David Brog has written an important book, which has been too long in coming. Finally, someone comes to provide the muchneeded background as to why Christians used to have Inquisitions, and now they have Church Dinners to raise funds for Jewish Olim (new immigrants). And, that this phenomenon does not post-date George Bush, nor is it unique to America. Nor is it because of some vast complex conspiracy, but for far simpler reasons, such as the fact that today’s Christians, particularly evangelical Protestants, may sympathize with the Jewish State, repent their past persecutions, and actually believe in the God of the Old Testament, who repeatedly promised Israel a land.
Brog was for many years Chief of Staff for the Jewish and liberal Republican senator, Arlen Specter, often a target of the evangelical right. So, he does not come to his argument from an obvious prejudice. Instead, he builds his case by introducing us to Christian Zionists both living and dead, and examining the history that brought them there.

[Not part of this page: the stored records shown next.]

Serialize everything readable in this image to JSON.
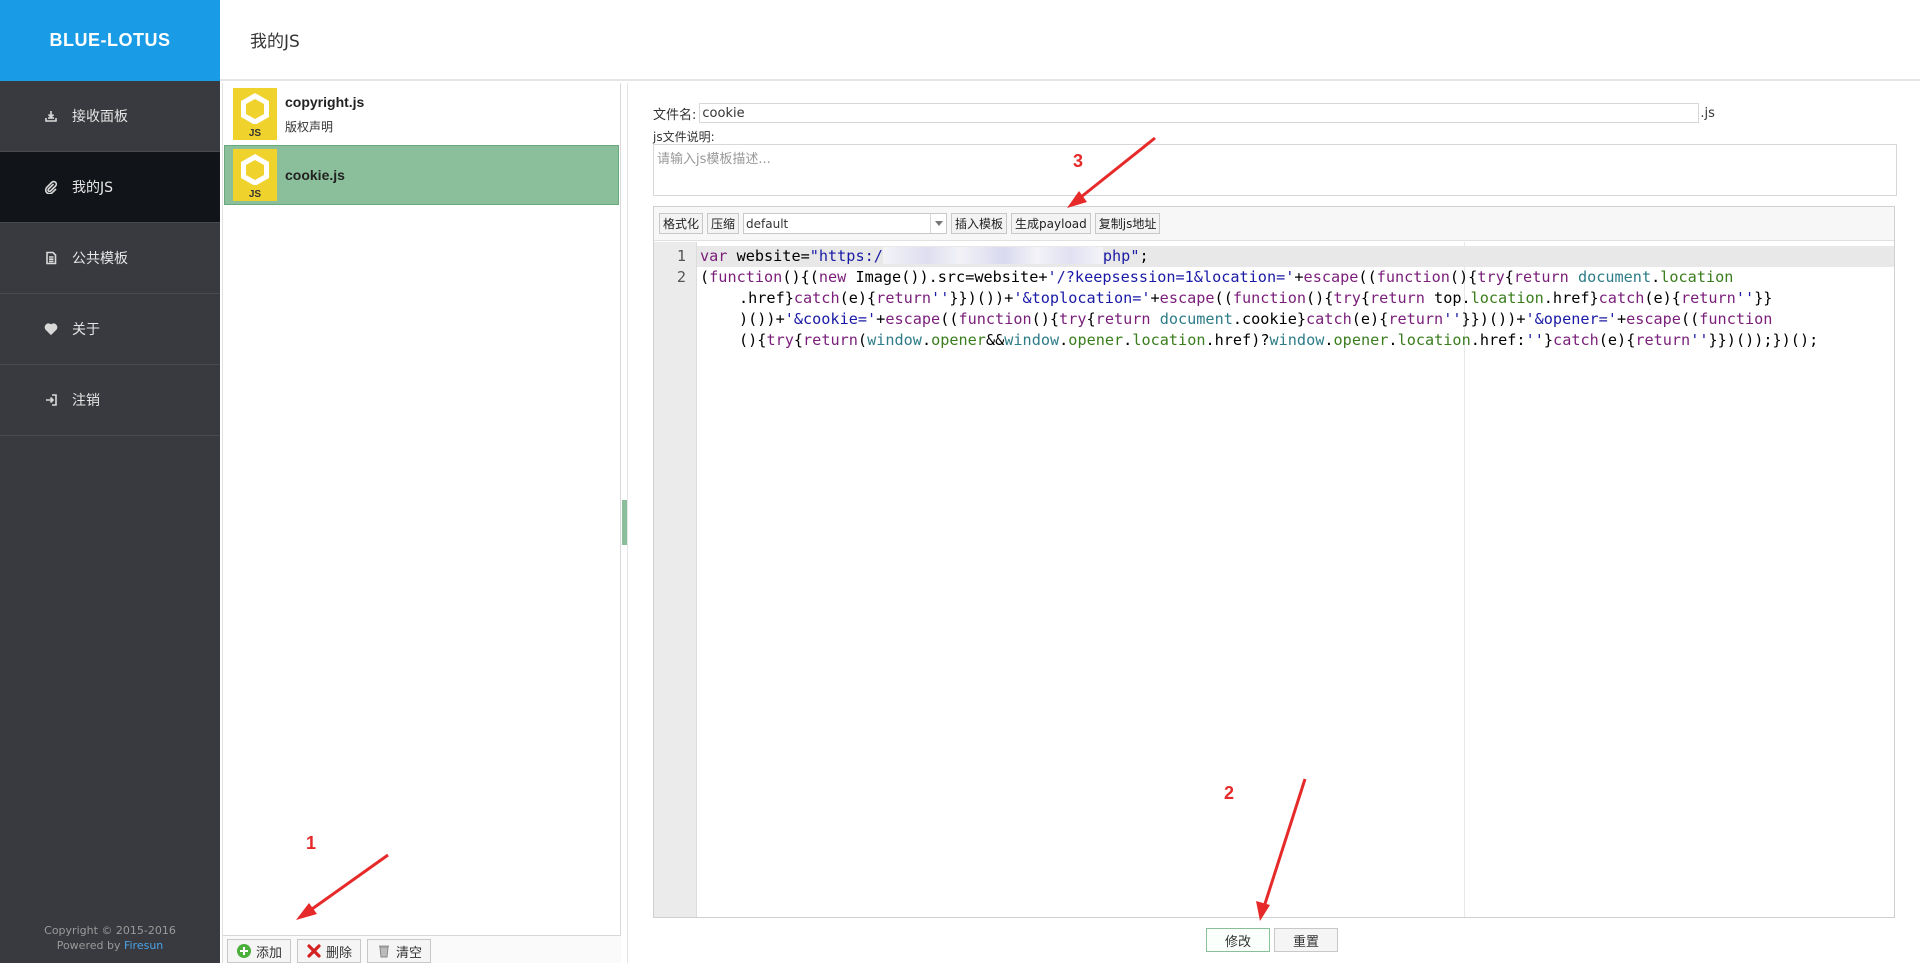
{
  "brand": "BLUE-LOTUS",
  "page_title": "我的JS",
  "sidebar": {
    "items": [
      {
        "label": "接收面板",
        "icon": "inbox-icon"
      },
      {
        "label": "我的JS",
        "icon": "paperclip-icon"
      },
      {
        "label": "公共模板",
        "icon": "document-icon"
      },
      {
        "label": "关于",
        "icon": "heart-icon"
      },
      {
        "label": "注销",
        "icon": "logout-icon"
      }
    ],
    "active_index": 1,
    "footer": {
      "copyright": "Copyright © 2015-2016",
      "powered_by": "Powered by",
      "powered_link": "Firesun"
    }
  },
  "files": [
    {
      "name": "copyright.js",
      "desc": "版权声明",
      "logo": "JS"
    },
    {
      "name": "cookie.js",
      "desc": "",
      "logo": "JS"
    }
  ],
  "file_toolbar": {
    "add": "添加",
    "delete": "删除",
    "clear": "清空"
  },
  "form": {
    "filename_label": "文件名:",
    "filename_value": "cookie",
    "filename_suffix": ".js",
    "desc_label": "js文件说明:",
    "desc_placeholder": "请输入js模板描述..."
  },
  "editor_toolbar": {
    "format": "格式化",
    "compress": "压缩",
    "theme_select": "default",
    "insert_template": "插入模板",
    "generate_payload": "生成payload",
    "copy_js_url": "复制js地址"
  },
  "code": {
    "line_numbers": [
      "1",
      "2"
    ],
    "line1_prefix": "var",
    "line1_mid": " website=",
    "line1_str_start": "\"https:/",
    "line1_str_end": "php\"",
    "line1_end": ";"
  },
  "actions": {
    "modify": "修改",
    "reset": "重置"
  },
  "annotations": [
    "1",
    "2",
    "3"
  ],
  "colors": {
    "brand_bg": "#1a9be6",
    "sidebar_bg": "#393a3f",
    "active_bg": "#111418",
    "selected_file_bg": "#8bbf9b",
    "annotation_red": "#e62a2a"
  }
}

It begins with an explication of Replacement Theology, the initial response by Paul to the contradiction of the Jews. If the Jews did indeed have a covenant with God, how could the Christians have one? Since the Jews rejected Jesus, God must have rejected them and replaced them with the Church. From this theory stems two thousand years of discrimination. Fast-forward to a 19th century sect called the Plymouth Brethren, founded by a man named John Nelson Darby. From Darby’s small group, and others like it, has grown the behemoth today known as evangelical fundamentalism, and these Christians believe that not only were the Jews never rejected by God, but that it is incumbent upon the believer to bless the Jews, and through them, to be blessed.
There is no more powerful pro-Zionist force in the world today than conservative American Christianity. And there is probably no force less trusted. David Brog provides a cogent argument about why Jews may need to change that attitude. Index, notes.